Collaboration: How Does Working Together Create Change for the Community?

Khaled, Mariam and Thima work together For two years, I’ve been a teacher at TYO, working with children ages 4-8 years old. These children come from the most disadvantaged areas of Nablus, which is in the northern area of Palestine. At TYO we foster learning through play- a technique that not only helps children to develop their motor skills, but also their emotions and cognition. One of the biggest challenges we face with the children coming from our target areas is the high level of poverty that faces children in the homes. Unemployment is a major part of this problem. One of the less expected side-effects of poverty is the stunted emotional and cognitive development in children when if comes to skills like sharing and working in teams. Unfortunately when children are not exposed to their own toys, games, possessions, or responsibilities, they are not have to move through the normal stages of child development. At TYO we help children to develop attachment to concrete things- like toys- and help children develop values need to positively interact and contribute to the community around them. We design our lesson plans to expose children to group work and collaboration. This is usually a difficult concept for children. When we talk about the value of working together, the children seem to understand the importance of doing so, but when it comes to actual implementation, children struggle to complete activities correctly. As a teacher, my job is to stop the activity and give them examples of better communication, and let them talk about their experiences and frustrations. Every minute, children need to be hearing the importance of collaboration, and trust in themselves so they will try. They need positive feedback for change.

I believe that what I- and my colleagues- are doing now will contribute in developing my country in a positive way. As an adult, I see that the children are exposed to so many opportunities we never had. They truly have the chance to grow into highly capable adults able to make a true difference within their community.

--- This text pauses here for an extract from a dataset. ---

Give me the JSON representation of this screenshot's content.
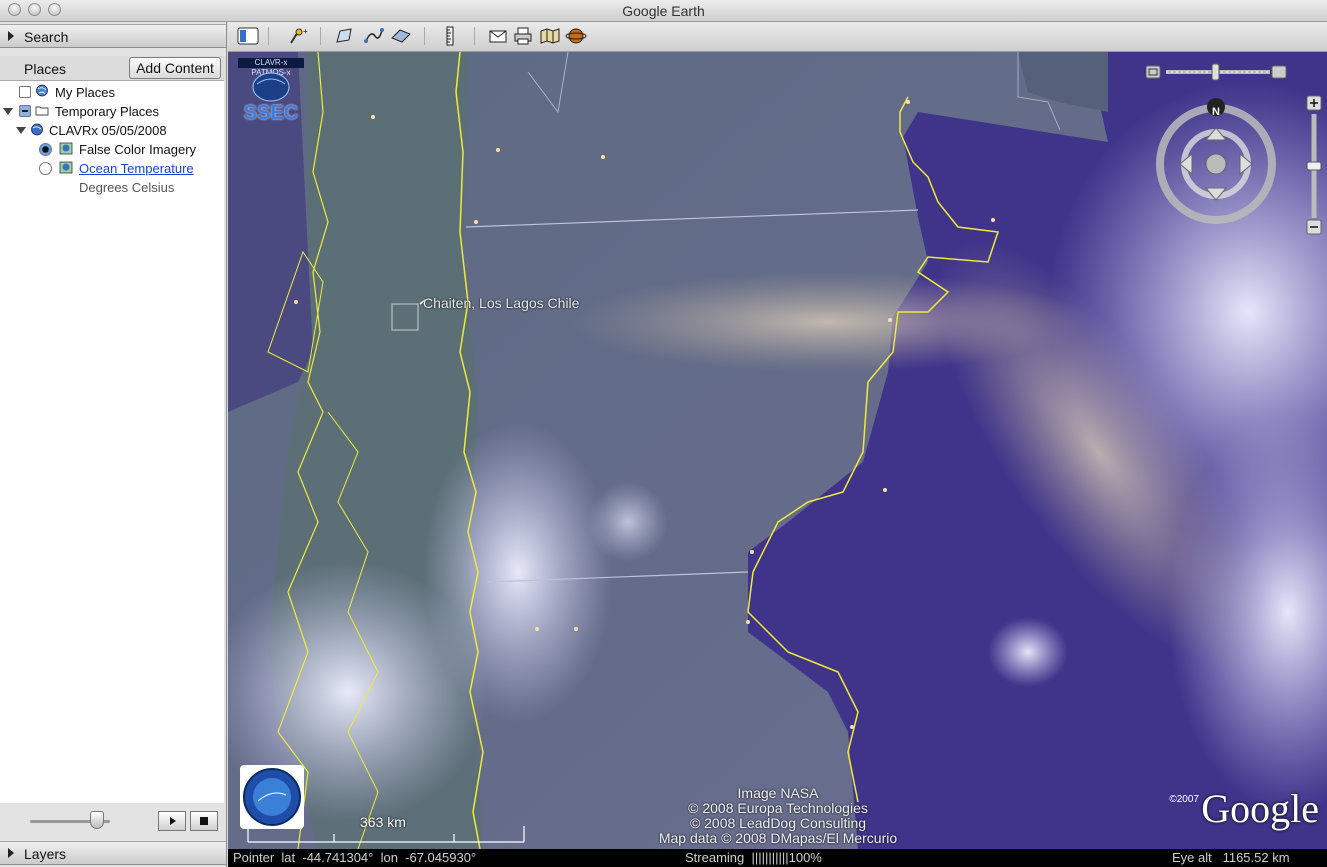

-Core Child Teacher, Ahmed K.

This program – as part of Student Training and Employment Program (STEP!) – is funded by the Abdul Hameed Shoman Foundation.